Why geckos have superglue feet
Washington: A new study sheds light on why geckos are able to cling on repeatedly to the smoothest surfaces.
Kellar Autumn and his lab at Lewis and Clark College and the University of Washington, USA, began testing gecko grip to find out how increasing humidity helps them hold tight.
The team discovered that self-cleaning microscopic spatula-shaped hairs (setae) that coat the soles of their feet help the reptiles stick to any surface with utmost ease.
Knowing that geckos replace lost setae when they moult, Autumn, his postdoc Jonathan Puthoff, and Matt Wilkinson collected patches of the ''sticky'' hairs from gecko feet and attached them to a mechanical testing device, known as ''Robotoe'', that reproduces the way the reptile drags its foot as it contacts a surface.

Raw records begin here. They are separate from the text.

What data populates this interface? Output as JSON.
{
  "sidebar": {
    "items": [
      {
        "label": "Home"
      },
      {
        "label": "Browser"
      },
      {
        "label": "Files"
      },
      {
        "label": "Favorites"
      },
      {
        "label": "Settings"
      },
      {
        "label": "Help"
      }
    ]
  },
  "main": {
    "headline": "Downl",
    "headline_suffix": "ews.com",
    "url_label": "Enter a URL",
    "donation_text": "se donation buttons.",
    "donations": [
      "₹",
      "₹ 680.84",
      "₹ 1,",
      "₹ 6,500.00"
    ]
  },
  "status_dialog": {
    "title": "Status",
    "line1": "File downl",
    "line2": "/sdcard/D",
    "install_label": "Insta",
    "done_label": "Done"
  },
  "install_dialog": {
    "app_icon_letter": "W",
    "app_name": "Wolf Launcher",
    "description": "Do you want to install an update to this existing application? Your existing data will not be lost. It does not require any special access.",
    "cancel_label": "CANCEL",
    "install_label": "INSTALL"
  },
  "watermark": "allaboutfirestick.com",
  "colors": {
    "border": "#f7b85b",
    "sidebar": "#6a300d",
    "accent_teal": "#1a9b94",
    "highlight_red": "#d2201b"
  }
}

The team tested whether microscopic water bridges formed in high humidity were helping the geckos hang on. They reasoned that if the reptiles were using microscopic water bridges then the setae would bond more tightly to the surface that attracted water than the surface that repelled water.
But when they measured the setae's adhesion and friction it was essentially the same on the two surfaces.
Knowing that setae are composed of keratin and keratin is softened by high humidity, Autumn wondered whether having softer setae could improve the reptiles'' contact with surfaces and increase their van der Waals adhesion.
Puthoff found that softer, more deformable setae could explain the gecko's improved attachment at high humidity. Not only did increased softness strengthen the contact between the setae and the surface but also it made it easier for the reptile to peel its foot off.
So instead of improving gecko's attachment through microscopic bridges, higher humidity softens the setae that coat the reptile's feet to help them hold fast and peel free with ease.
The study was published on 15 October 2010 in The Journal of Experimental Biology.